### TASK DESCRIPTION
Go through the data below. Pull out every line that has the word "Земельный".

[THE INPUT]

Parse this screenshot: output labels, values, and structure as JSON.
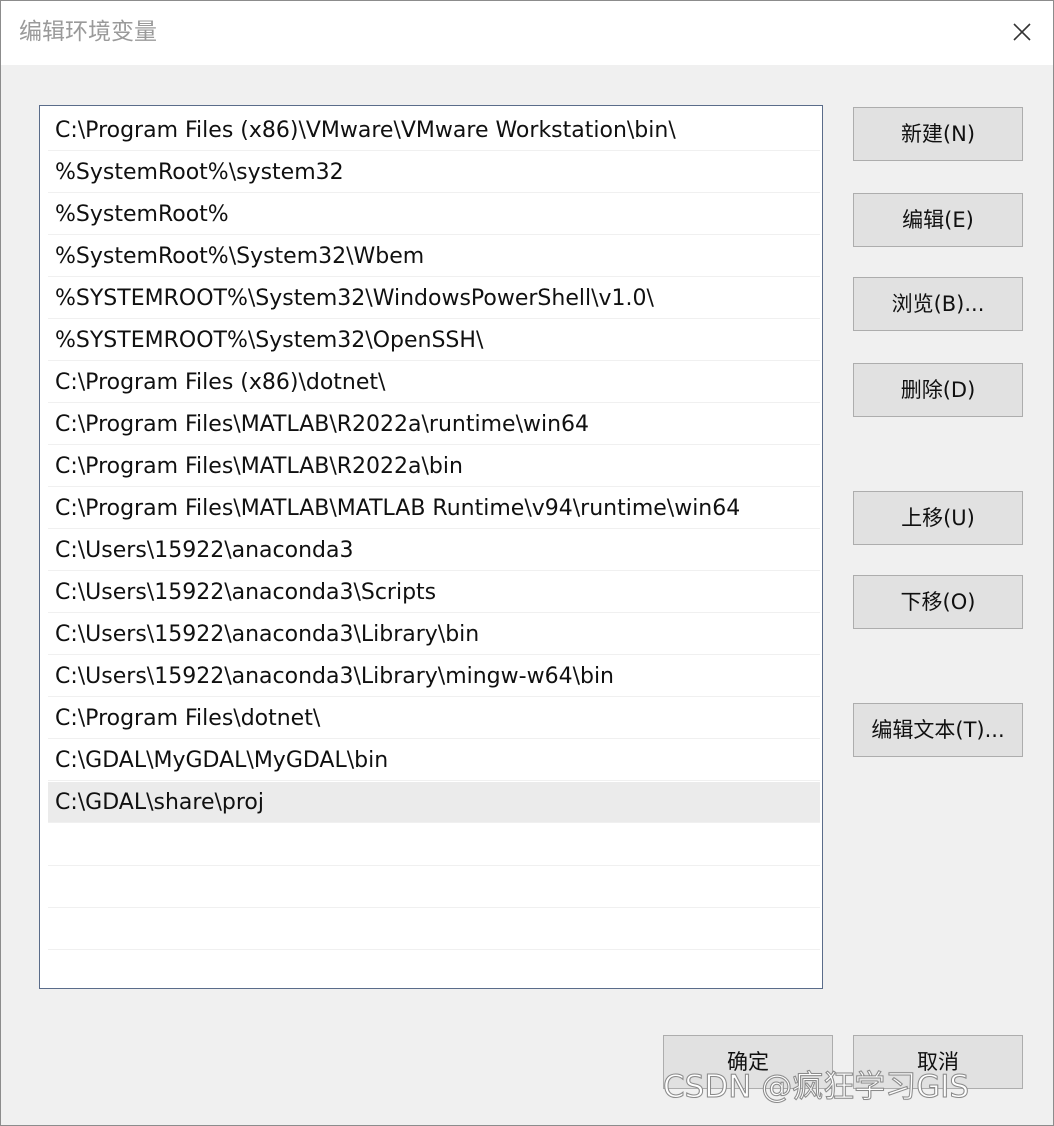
{
  "window": {
    "title": "编辑环境变量",
    "close_icon": "close-icon"
  },
  "path_list": {
    "items": [
      "C:\\Program Files (x86)\\VMware\\VMware Workstation\\bin\\",
      "%SystemRoot%\\system32",
      "%SystemRoot%",
      "%SystemRoot%\\System32\\Wbem",
      "%SYSTEMROOT%\\System32\\WindowsPowerShell\\v1.0\\",
      "%SYSTEMROOT%\\System32\\OpenSSH\\",
      "C:\\Program Files (x86)\\dotnet\\",
      "C:\\Program Files\\MATLAB\\R2022a\\runtime\\win64",
      "C:\\Program Files\\MATLAB\\R2022a\\bin",
      "C:\\Program Files\\MATLAB\\MATLAB Runtime\\v94\\runtime\\win64",
      "C:\\Users\\15922\\anaconda3",
      "C:\\Users\\15922\\anaconda3\\Scripts",
      "C:\\Users\\15922\\anaconda3\\Library\\bin",
      "C:\\Users\\15922\\anaconda3\\Library\\mingw-w64\\bin",
      "C:\\Program Files\\dotnet\\",
      "C:\\GDAL\\MyGDAL\\MyGDAL\\bin",
      "C:\\GDAL\\share\\proj"
    ],
    "selected_index": 16
  },
  "buttons": {
    "new": "新建(N)",
    "edit": "编辑(E)",
    "browse": "浏览(B)...",
    "delete": "删除(D)",
    "move_up": "上移(U)",
    "move_down": "下移(O)",
    "edit_text": "编辑文本(T)...",
    "ok": "确定",
    "cancel": "取消"
  },
  "watermark": "CSDN @疯狂学习GIS"
}
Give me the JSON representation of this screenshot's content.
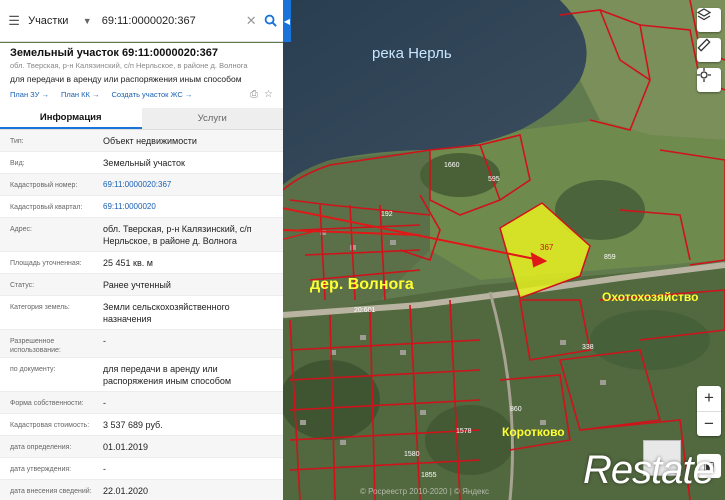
{
  "search": {
    "category": "Участки",
    "query": "69:11:0000020:367"
  },
  "parcel": {
    "title": "Земельный участок 69:11:0000020:367",
    "subtitle": "обл. Тверская, р-н Калязинский, с/п Нерльское, в районе д. Волнога",
    "purpose": "для передачи в аренду или распоряжения иным способом",
    "links": [
      "План ЗУ →",
      "План КК →",
      "Создать участок ЖС →"
    ]
  },
  "tabs": {
    "info": "Информация",
    "services": "Услуги"
  },
  "rows": [
    {
      "label": "Тип:",
      "value": "Объект недвижимости",
      "link": false
    },
    {
      "label": "Вид:",
      "value": "Земельный участок",
      "link": false
    },
    {
      "label": "Кадастровый номер:",
      "value": "69:11:0000020:367",
      "link": true
    },
    {
      "label": "Кадастровый квартал:",
      "value": "69:11:0000020",
      "link": true
    },
    {
      "label": "Адрес:",
      "value": "обл. Тверская, р-н Калязинский, с/п Нерльское, в районе д. Волнога",
      "link": false
    },
    {
      "label": "Площадь уточненная:",
      "value": "25 451 кв. м",
      "link": false
    },
    {
      "label": "Статус:",
      "value": "Ранее учтенный",
      "link": false
    },
    {
      "label": "Категория земель:",
      "value": "Земли сельскохозяйственного назначения",
      "link": false
    },
    {
      "label": "Разрешенное использование:",
      "value": "-",
      "link": false
    },
    {
      "label": "по документу:",
      "value": "для передачи в аренду или распоряжения иным способом",
      "link": false
    },
    {
      "label": "Форма собственности:",
      "value": "-",
      "link": false
    },
    {
      "label": "Кадастровая стоимость:",
      "value": "3 537 689 руб.",
      "link": false
    },
    {
      "label": "дата определения:",
      "value": "01.01.2019",
      "link": false
    },
    {
      "label": "дата утверждения:",
      "value": "-",
      "link": false
    },
    {
      "label": "дата внесения сведений:",
      "value": "22.01.2020",
      "link": false
    }
  ],
  "map": {
    "labels": {
      "river": "река Нерль",
      "village": "дер. Волнога",
      "hunting": "Охотохозяйство",
      "korotkovo": "Коротково"
    },
    "parcel_numbers": [
      "367",
      "1660",
      "595",
      "192",
      "20:601",
      "1578",
      "338",
      "860",
      "1855",
      "1580",
      "859"
    ],
    "attribution": "© Росреестр 2010-2020 | © Яндекс"
  },
  "watermark": "Restate",
  "colors": {
    "accent": "#1a73d9",
    "parcel_fill": "#e6f020",
    "boundary": "#d0121b"
  }
}
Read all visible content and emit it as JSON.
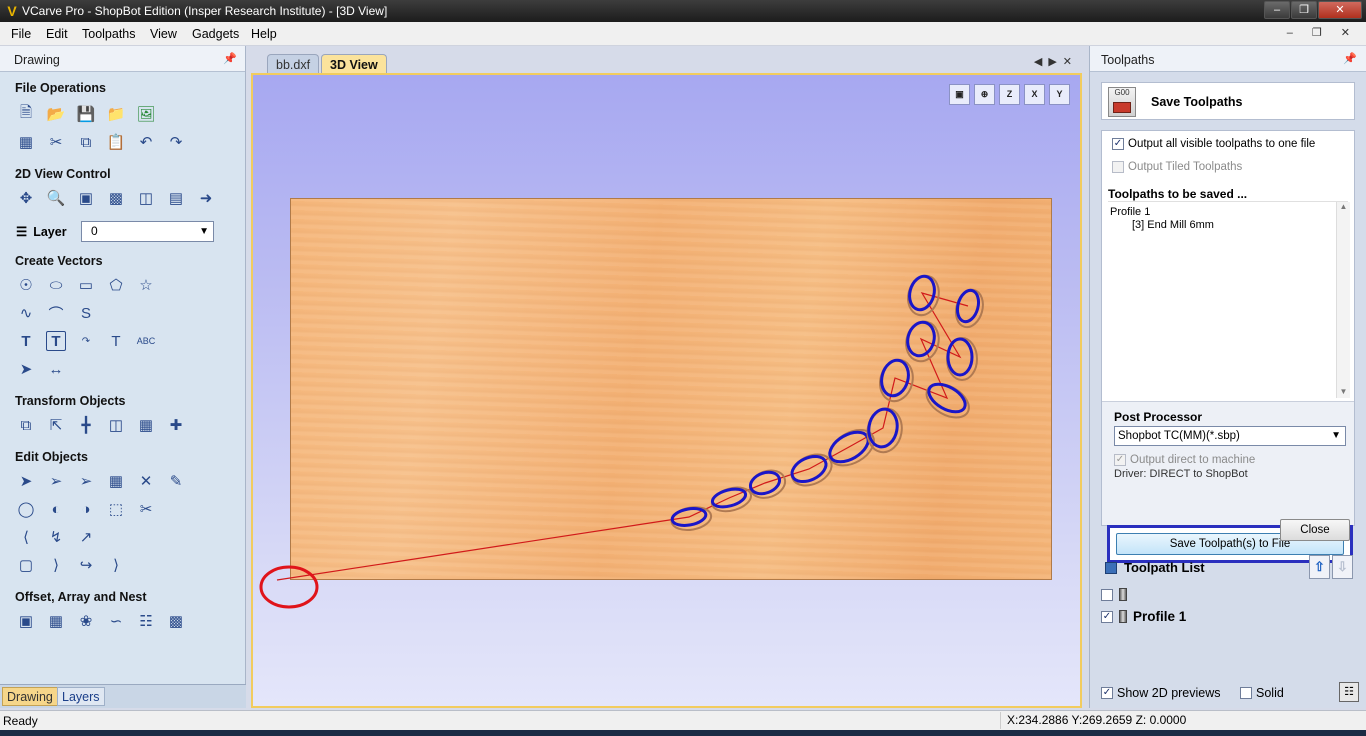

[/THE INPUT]

### SOLUTION TO THE EXERCISE
    "title": "Земельный участок 69:11:0000020:367",
      "value": "Земельный участок",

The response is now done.